- [Exercise prompt]
Scan the lines below and report each one containing "placeholder" by copying it.
-------- Working data
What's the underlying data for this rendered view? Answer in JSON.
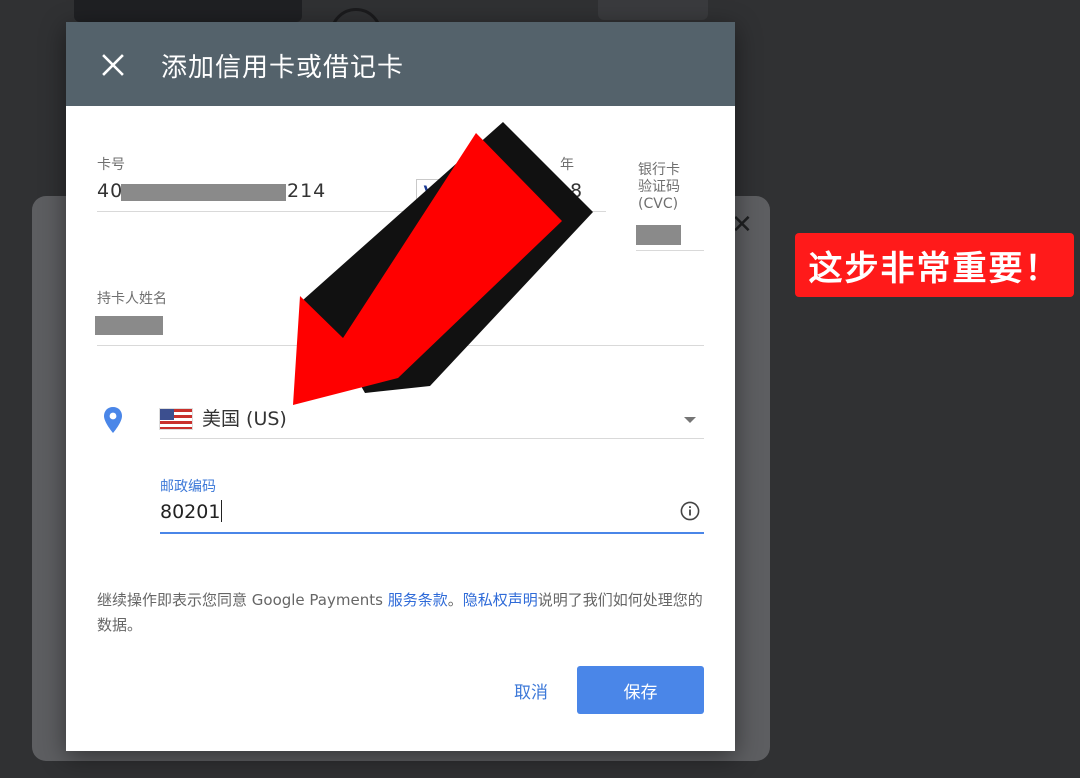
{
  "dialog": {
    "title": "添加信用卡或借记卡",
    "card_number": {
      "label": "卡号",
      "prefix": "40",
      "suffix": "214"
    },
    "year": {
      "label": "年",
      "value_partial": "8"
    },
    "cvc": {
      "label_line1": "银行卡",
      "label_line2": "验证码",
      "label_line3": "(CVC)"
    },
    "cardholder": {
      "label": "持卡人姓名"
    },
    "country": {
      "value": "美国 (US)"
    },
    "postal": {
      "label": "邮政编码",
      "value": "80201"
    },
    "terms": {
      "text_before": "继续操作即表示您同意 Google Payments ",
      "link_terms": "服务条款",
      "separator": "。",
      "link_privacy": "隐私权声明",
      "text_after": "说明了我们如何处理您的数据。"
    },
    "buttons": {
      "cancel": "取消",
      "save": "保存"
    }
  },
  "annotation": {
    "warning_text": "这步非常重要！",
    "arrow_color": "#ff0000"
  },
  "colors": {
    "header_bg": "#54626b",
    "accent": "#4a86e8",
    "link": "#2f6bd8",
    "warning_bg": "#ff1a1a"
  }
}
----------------
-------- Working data
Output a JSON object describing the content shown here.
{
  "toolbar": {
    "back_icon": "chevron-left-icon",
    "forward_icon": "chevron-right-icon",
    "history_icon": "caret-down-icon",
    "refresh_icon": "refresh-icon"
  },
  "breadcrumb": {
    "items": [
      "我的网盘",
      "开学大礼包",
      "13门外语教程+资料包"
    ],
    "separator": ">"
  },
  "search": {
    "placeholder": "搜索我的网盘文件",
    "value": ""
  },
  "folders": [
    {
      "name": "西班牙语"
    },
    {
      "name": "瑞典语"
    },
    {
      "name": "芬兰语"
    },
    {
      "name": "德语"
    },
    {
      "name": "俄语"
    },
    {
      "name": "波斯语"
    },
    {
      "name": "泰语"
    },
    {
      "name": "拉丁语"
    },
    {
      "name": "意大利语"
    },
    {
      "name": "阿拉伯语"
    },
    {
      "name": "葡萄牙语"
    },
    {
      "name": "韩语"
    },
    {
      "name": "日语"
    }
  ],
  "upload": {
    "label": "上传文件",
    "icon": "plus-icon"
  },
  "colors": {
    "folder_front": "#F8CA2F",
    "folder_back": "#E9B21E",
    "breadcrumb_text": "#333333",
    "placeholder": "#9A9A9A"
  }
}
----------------
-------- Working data
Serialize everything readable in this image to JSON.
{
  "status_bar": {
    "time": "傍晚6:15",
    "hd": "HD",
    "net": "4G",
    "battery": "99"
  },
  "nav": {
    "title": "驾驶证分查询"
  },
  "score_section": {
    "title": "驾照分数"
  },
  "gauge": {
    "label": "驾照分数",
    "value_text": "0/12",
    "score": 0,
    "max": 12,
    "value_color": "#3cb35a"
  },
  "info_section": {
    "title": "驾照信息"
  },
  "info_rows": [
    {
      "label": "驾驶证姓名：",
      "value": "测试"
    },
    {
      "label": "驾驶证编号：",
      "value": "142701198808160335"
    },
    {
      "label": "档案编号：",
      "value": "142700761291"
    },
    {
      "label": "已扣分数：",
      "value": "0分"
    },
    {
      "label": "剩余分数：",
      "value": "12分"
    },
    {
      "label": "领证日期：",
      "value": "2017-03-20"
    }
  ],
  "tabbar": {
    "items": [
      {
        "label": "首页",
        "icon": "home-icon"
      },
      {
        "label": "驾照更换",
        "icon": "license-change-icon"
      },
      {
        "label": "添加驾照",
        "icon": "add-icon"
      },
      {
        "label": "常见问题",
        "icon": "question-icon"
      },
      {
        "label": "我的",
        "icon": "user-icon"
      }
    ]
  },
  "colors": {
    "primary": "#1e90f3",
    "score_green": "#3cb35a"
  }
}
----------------
- [Output for this task]
    "placeholder": "搜索我的网盘文件",
    "placeholder": "#9A9A9A"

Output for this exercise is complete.